Comments on My child was sexually harassed on the school bus & the reality set in

  1. My heart breaks for your sweet girl. You handled it well, but I hate that we have to handle these things.

    I’m a transgender man who grew up being told I was a girl and dealing with all that comes with it. Now I find myself a father to a beautiful daughter and it. is. hard. I know what sort of things she will probably have to endure when she starts school.

    Already, it is beginning: she goes to daycare with a bunch of boys, one of whom often hits her. My dad told her that boys pick on girls because they like them, just like he told me when I was getting bullied and bothered by boys on the bus to school. And we wonder why women have such a hard time leaving abusive relationships, when we literally teach them from childhood that abuse is a way of expressing affection/love?

    I can’t control the outside world or the people in it. But I can (and do!) work my ass off to make sure my kid has a safe environment at home where she can be herself, where she can retreat from the bullshit messages that our society pushes onto girls and women. It’s a hell of a responsibility but one I am proud to take on.

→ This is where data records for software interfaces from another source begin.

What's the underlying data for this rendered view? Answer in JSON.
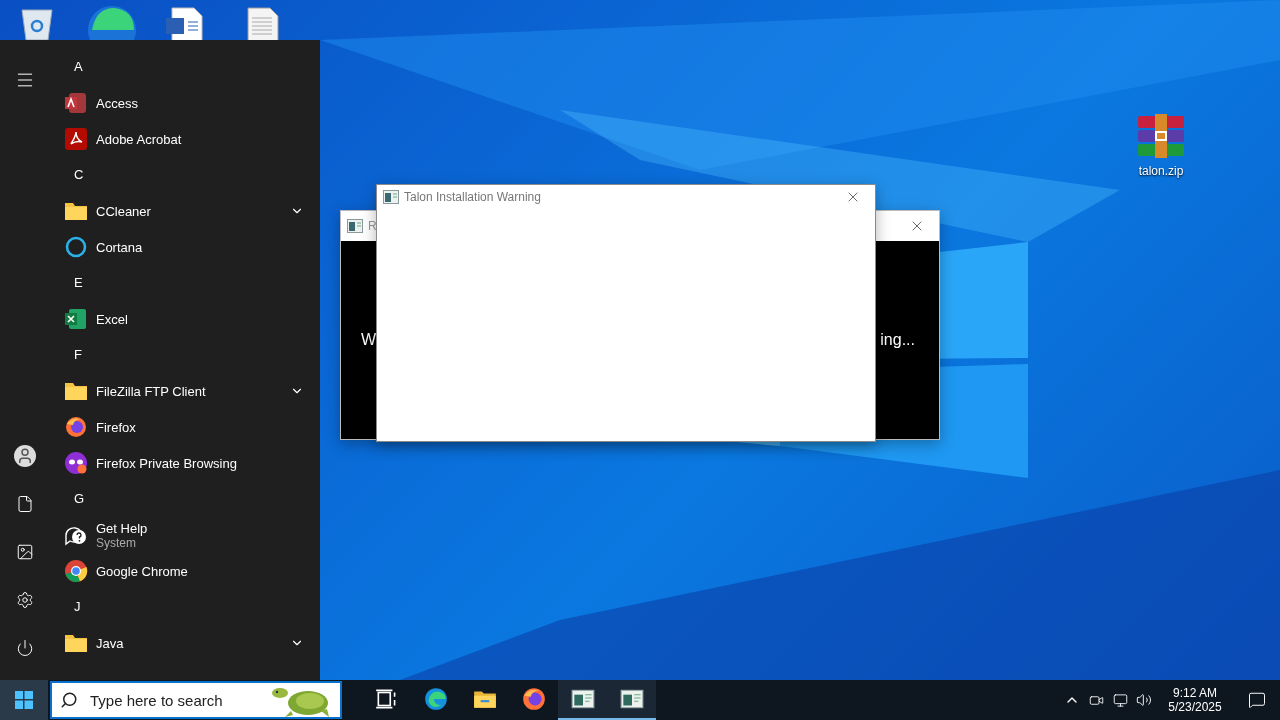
{
  "desktop": {
    "icons": [
      {
        "label": "talon.zip"
      }
    ]
  },
  "windows": [
    {
      "title": "R",
      "body_left": "W",
      "body_right": "ing...",
      "focused": false
    },
    {
      "title": "Talon Installation Warning",
      "focused": true
    }
  ],
  "start_menu": {
    "sections": [
      {
        "letter": "A",
        "apps": [
          {
            "name": "Access",
            "kind": "access"
          },
          {
            "name": "Adobe Acrobat",
            "kind": "acrobat"
          }
        ]
      },
      {
        "letter": "C",
        "apps": [
          {
            "name": "CCleaner",
            "kind": "folder",
            "expanded": false
          },
          {
            "name": "Cortana",
            "kind": "cortana"
          }
        ]
      },
      {
        "letter": "E",
        "apps": [
          {
            "name": "Excel",
            "kind": "excel"
          }
        ]
      },
      {
        "letter": "F",
        "apps": [
          {
            "name": "FileZilla FTP Client",
            "kind": "folder",
            "expanded": false
          },
          {
            "name": "Firefox",
            "kind": "firefox"
          },
          {
            "name": "Firefox Private Browsing",
            "kind": "private"
          }
        ]
      },
      {
        "letter": "G",
        "apps": [
          {
            "name": "Get Help",
            "subtitle": "System",
            "kind": "help"
          },
          {
            "name": "Google Chrome",
            "kind": "chrome"
          }
        ]
      },
      {
        "letter": "J",
        "apps": [
          {
            "name": "Java",
            "kind": "folder",
            "expanded": false
          }
        ]
      }
    ]
  },
  "taskbar": {
    "search": {
      "placeholder": "Type here to search"
    },
    "items": [
      {
        "kind": "taskview",
        "running": false
      },
      {
        "kind": "edge",
        "running": false
      },
      {
        "kind": "explorer",
        "running": false
      },
      {
        "kind": "firefox",
        "running": false
      },
      {
        "kind": "app",
        "running": true
      },
      {
        "kind": "app",
        "running": true
      }
    ],
    "clock": {
      "time": "9:12 AM",
      "date": "5/23/2025"
    }
  }
}
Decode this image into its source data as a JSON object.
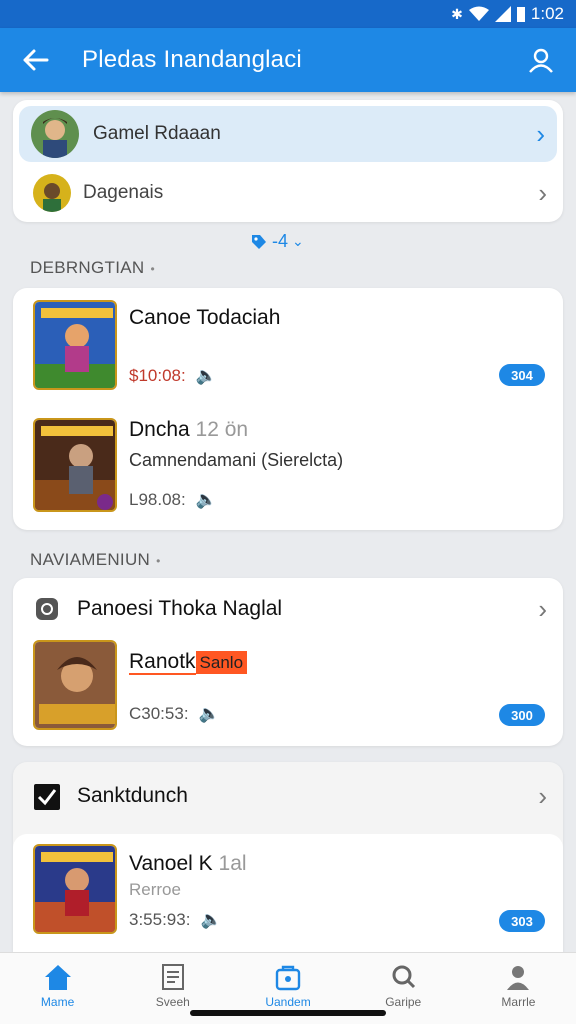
{
  "status": {
    "time": "1:02"
  },
  "appbar": {
    "title": "Pledas Inandanglaci"
  },
  "accounts": [
    {
      "label": "Gamel Rdaaan"
    },
    {
      "label": "Dagenais"
    }
  ],
  "filter": {
    "label": "-4"
  },
  "section1": {
    "heading": "DEBRNGTIAN",
    "games": [
      {
        "title": "Canoe Todaciah",
        "price": "$10:08:",
        "badge": "304"
      },
      {
        "title": "Dncha",
        "title_faint": "12 ön",
        "subtitle": "Camnendamani (Sierelcta)",
        "price": "L98.08:"
      }
    ]
  },
  "section2": {
    "heading": "NAVIAMENIUN",
    "header_label": "Panoesi Thoka Naglal",
    "game": {
      "title": "Ranotk",
      "highlight": "Sanlo",
      "price": "C30:53:",
      "badge": "300"
    }
  },
  "section3": {
    "header_label": "Sanktdunch",
    "game": {
      "title": "Vanoel K",
      "title_faint": "1al",
      "subtitle": "Rerroe",
      "price": "3:55:93:",
      "badge": "303"
    }
  },
  "nav": [
    {
      "label": "Mame"
    },
    {
      "label": "Sveeh"
    },
    {
      "label": "Uandem"
    },
    {
      "label": "Garipe"
    },
    {
      "label": "Marrle"
    }
  ],
  "colors": {
    "primary": "#1e88e5",
    "statusbar": "#1769c9",
    "background": "#e9ebee",
    "highlight": "#ff5722"
  }
}
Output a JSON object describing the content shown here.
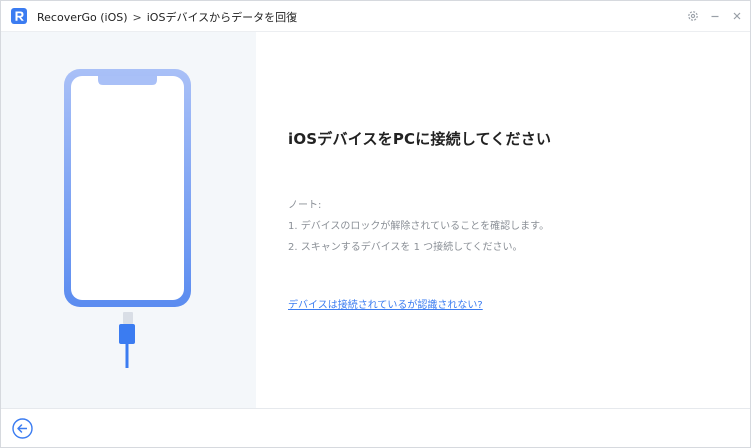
{
  "titlebar": {
    "app_name": "RecoverGo (iOS)",
    "separator": ">",
    "page": "iOSデバイスからデータを回復",
    "icons": [
      "app-logo-icon",
      "gear-icon",
      "minimize-icon",
      "close-icon"
    ]
  },
  "main": {
    "heading": "iOSデバイスをPCに接続してください",
    "notes": {
      "title": "ノート:",
      "items": [
        "1. デバイスのロックが解除されていることを確認します。",
        "2. スキャンするデバイスを 1 つ接続してください。"
      ]
    },
    "help_link": "デバイスは接続されているが認識されない?"
  },
  "footer": {
    "back_icon": "arrow-left-circle-icon"
  },
  "colors": {
    "accent": "#3b7cf1",
    "phone_gradient_top": "#a9c0f7",
    "phone_gradient_bottom": "#5b8cf0",
    "left_panel_bg": "#f4f7fa",
    "note_text": "#8a8f96"
  }
}
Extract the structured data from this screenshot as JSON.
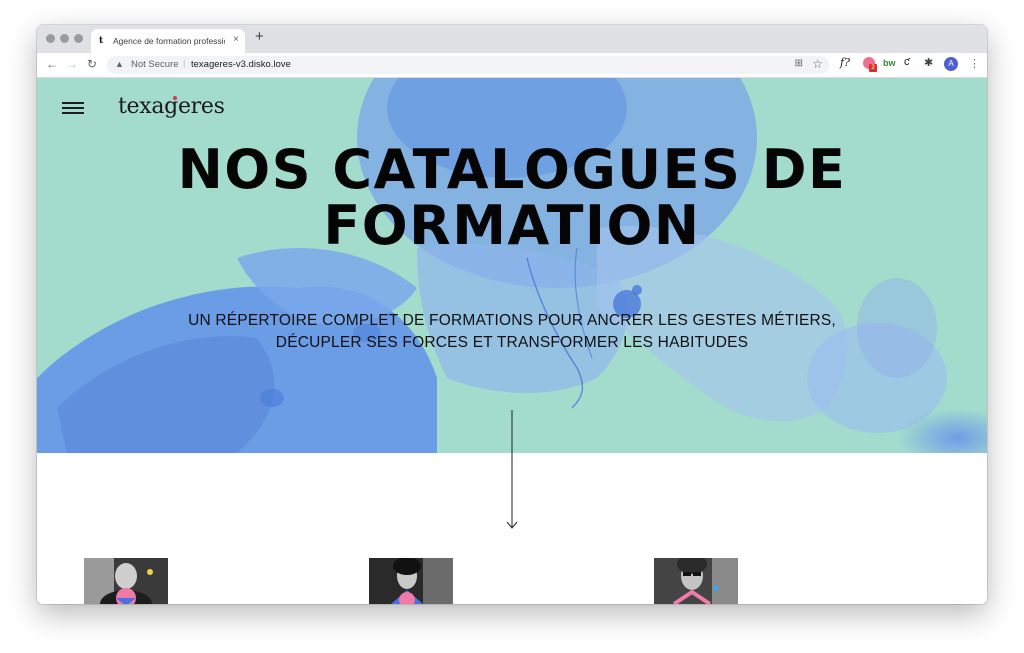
{
  "browser": {
    "tab_title": "Agence de formation professionnelle",
    "tab_close": "×",
    "new_tab": "+",
    "security_label": "Not Secure",
    "url": "texageres-v3.disko.love",
    "avatar_letter": "A",
    "extension_f_label": "f?",
    "extension_bw_label": "bw",
    "extension_badge": "2"
  },
  "site": {
    "logo_text": "texageres",
    "hero_title_line1": "NOS CATALOGUES DE",
    "hero_title_line2": "FORMATION",
    "hero_subtitle_line1": "UN RÉPERTOIRE COMPLET DE FORMATIONS POUR ANCRER LES GESTES MÉTIERS,",
    "hero_subtitle_line2": "DÉCUPLER SES FORCES ET TRANSFORMER LES HABITUDES"
  },
  "colors": {
    "hero_mint": "#a3dccd",
    "hero_blue": "#6b9ce6",
    "logo_accent": "#e0334f",
    "card_pink": "#f07aa8",
    "card_blue": "#4a6fe0",
    "card_yellow": "#f2d24a"
  }
}
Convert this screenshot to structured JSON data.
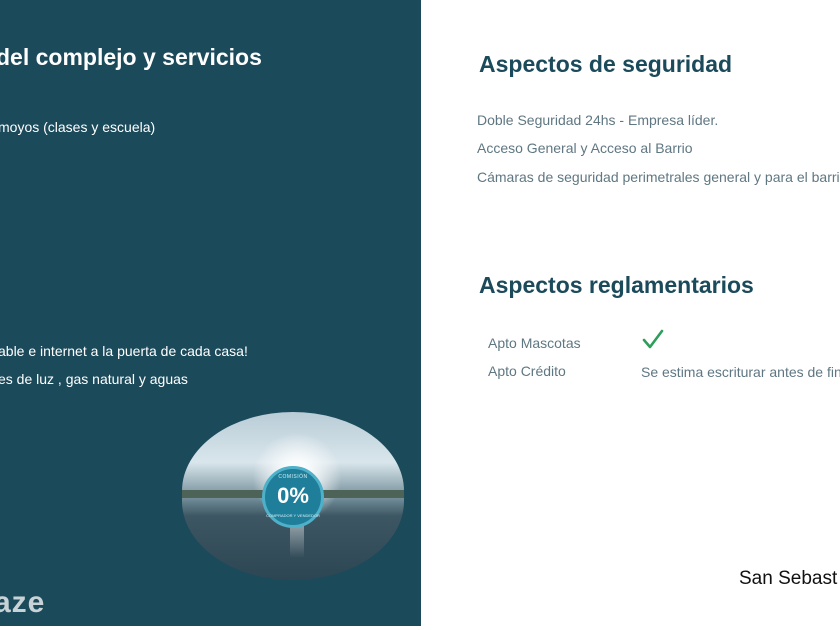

    • Hi Jay,
      Thanks so much for your comment. It broke my heart so deeply that I had to handle this, that something happened. A part of her innocence was lost that day, and it kills me.
      We have to be agents for change, and it sounds like you already are. 🙂 Just like you said, we wonder why it is so hard for women to leave abusive relationships, when in reality there has been some indoctrination of abuse as a form of love. It boggles my mind. There is so much work to do, so much to be undone.
      We as parents and as people around children have to be willing to make our homes, ourselves, safe places. We have to give them sanctuary from the BS, and give them permission to call it out, to fight against it, and to not be frightened of their power to destroy it.
      your whole post is lovely, I just want to say ditto 🙂
      It is a hard fight. It will be long. But it is so worth it.

      • I am so sorry she had to endure that. I also had a situation on the bus when i was in 9th grade they were not being very polite and put ky jelly in my hair and they all got suspended for sexual harassment. This was not just boys but girls as well, I felt so violated and disgusted. Parents need to teach their children better. I don’t know where all this hate comes from but again I feel bad for her and I hope this isn’t too traumatizing. I know it is going to leave its mark but I hope and pray it isn’t too big of one that she can’t overcome it.

  2. Thank you but that was so long ago. This situation is fresh for her I hope she is doing alright after this. My heart goes out to her and I wish her the strength and courage to overcome it.

  3. 45 years ago, I could have been Rebecca’s daughter.

    Years later, one of my bosses (and please understand that this guy was as intimidating and confrontational as Mister Rogers) once advised me, “Don’t get sad…get mad.” The idea was that if you got mad, at least you were more likely to take charge of your situation, not be a victim of it.

    We do our daughters no favors by modeling and dwelling upon our own despair. Let us not pick the scabs of prior hurts. Instead, let us be righteous bad-ass broads who teach our young the coping skills they need, whether that’s avoiding troublemakers, how to report through channels, verbal sparring, or how to throw a punch properly. (Yeah, it sometimes comes to that last one, unfortunately.)

    Less this:

    More this:!#/media/File%3AWe_Can_Do_It!.jpg

Join the Conversation